should be possible to convert it into a driving control, or convert it
back to a headrest that provides switch access.
What’s Possible Now
While this may be a new way of conceptualizing the headrest, we
do not have to wait for new products to be able to implement
the concept. A 6″x4″ occipital pad combined
with two vertically
oriented 4″x2″ spot pads
has roughly the same
surface area as a 10″ headrest, but provides
lateral or suboccipital
support. As importantly, it includes the infrastructure needed to address the more-challenging
issues that may arise in the future.
For years I’ve been looking for better ways to mount switches on
headrests.
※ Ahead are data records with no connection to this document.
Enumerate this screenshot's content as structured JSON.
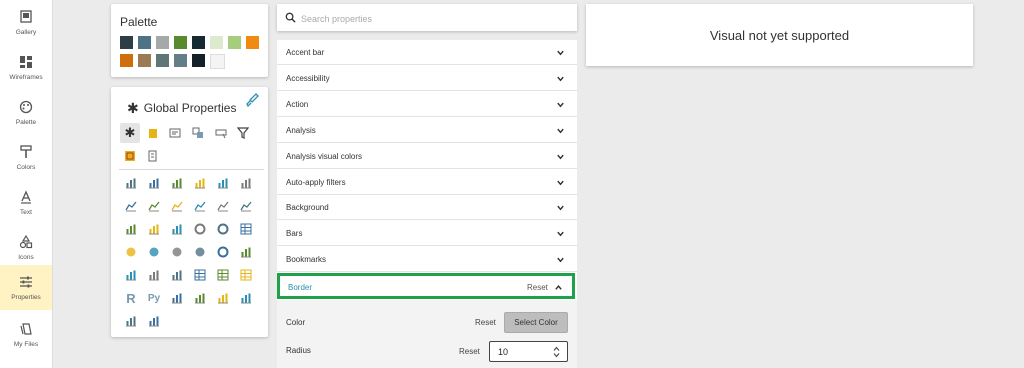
{
  "nav": {
    "items": [
      {
        "label": "Gallery",
        "icon": "gallery-icon"
      },
      {
        "label": "Wireframes",
        "icon": "wireframes-icon"
      },
      {
        "label": "Palette",
        "icon": "palette-icon"
      },
      {
        "label": "Colors",
        "icon": "paint-roller-icon"
      },
      {
        "label": "Text",
        "icon": "text-icon"
      },
      {
        "label": "Icons",
        "icon": "shapes-icon"
      },
      {
        "label": "Properties",
        "icon": "sliders-icon"
      },
      {
        "label": "My Files",
        "icon": "files-icon"
      }
    ],
    "active": "Properties"
  },
  "palette": {
    "title": "Palette",
    "colors_row1": [
      "#2d3e47",
      "#4d7384",
      "#a5a9a9",
      "#598a2e",
      "#172a31",
      "#dcebd0",
      "#a6cc7e",
      "#f08a10"
    ],
    "colors_row2": [
      "#d06e0c",
      "#9c7a53",
      "#5f7677",
      "#637e86",
      "#142128",
      "#f4f4f4"
    ]
  },
  "global_properties": {
    "title": "Global Properties",
    "star": "✱",
    "brush_icon": "paint-brush-icon"
  },
  "search": {
    "placeholder": "Search properties"
  },
  "properties": {
    "sections": [
      "Accent bar",
      "Accessibility",
      "Action",
      "Analysis",
      "Analysis visual colors",
      "Auto-apply filters",
      "Background",
      "Bars",
      "Bookmarks"
    ],
    "expanded": {
      "label": "Border",
      "reset": "Reset",
      "color_label": "Color",
      "color_reset": "Reset",
      "select_color": "Select Color",
      "radius_label": "Radius",
      "radius_reset": "Reset",
      "radius_value": "10"
    }
  },
  "visual": {
    "message": "Visual not yet supported"
  },
  "colors": {
    "accent_green": "#1fa149",
    "active_nav_bg": "#fff3c4",
    "link_blue": "#2a8fb0"
  }
}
Current mounting hardware is either too rigid to accommodate
minor variations in positioning or too flexible to provide
efficient activation. Those who need these types of products need
solutions that provide enough rigidity for efficient activation with
a very limited amount of adjustability for precise placement. To
appreciate how these characteristics have been effectively implemented
in a mainstream product, one needs to look no further
than the rearview mirror in a car.
Recently, I have been fabricating custom switch mounts using
1/4″ stainless steel tubing, modular hose, a CNC ball socket adapter,
and a flattened Loc-Line end cap. The assembly can be used in the
standard Stealth ball, shaped by hand, and provides enough finetuning
to position the switch for optimal efficiency.
Another issue with
today’s products is
they provide very little
support for the movements
used to activate
the switch. To understand
of this, let’s return to
our analogy about cars.
When we use the brake
pedal, do we lift our
foot off the floor and
move our entire leg
over, or do we keep our foot on the floor and rotate? Let’s refer to
the former as “lifting and shifting.” One movement does the lifting
to overcome gravity (hip flexion), while a second movement shifts
everything laterally (hip adduction).
Very few people drive like this because it takes a considerable
amount of effort. Human factors engineers design cars so the
location of the pedals allows most drivers to use hip rotation while
the heel stays on the floorboard for stability. Instead of “lifting and
shifting,” most drivers are able to use “rotation with stabilization.”
While we may take this for granted, a 1″ to 2″ difference in pedal
placement is all that would be required for our daily commute in
stop-and-go traffic to turn into a major workout.
When providing a conventionally configured head array to
someone with ALS, don’t be surprised to find that “lifting and
shifting” is the technique used to get to the lateral sensors and
mode switch. While cervical rotation would be far more efficient,
they primarily use forward and lateral flexion of their neck.
Why? They may need to keep their head off the occipital sensor,
and their only other source of stability rotation comes from
surrounding neck muscles that are already working to stabilize
the head. This problem is most obvious when they try to activate
sensors or switches from a fully tilted position.
Combining an external source of support with the capability
to precisely position switches and sensors within range is the key
to implementing “rotation with stabilization” in a head-activated
system. If this sounds very abstract and theoretical, one should
look no further than the picture below to see this concept implemented
in clinical practice.
So, are the things I’ve
discussed merely “technical
details” of interest
to a few motivated ATPs,
or are they important
clinical concepts that
would make future
products more effective?
As I mentioned,
sometimes our big-picture
success depends on the execution of individual details.
In my final installment, I’ll demonstrate how all these details and
concepts can be implemented in a way that can make a difference
in ALS outcomes. The topic will be “Hybrid Alternative Driving
Systems.” Never heard of them? Trust me, they’re very cool!
Editor’s Note: Steve Mitchell works at the Cleveland VA Medical Center. His opinions
do not represent official policy or positions of the Department of Veterans Affairs.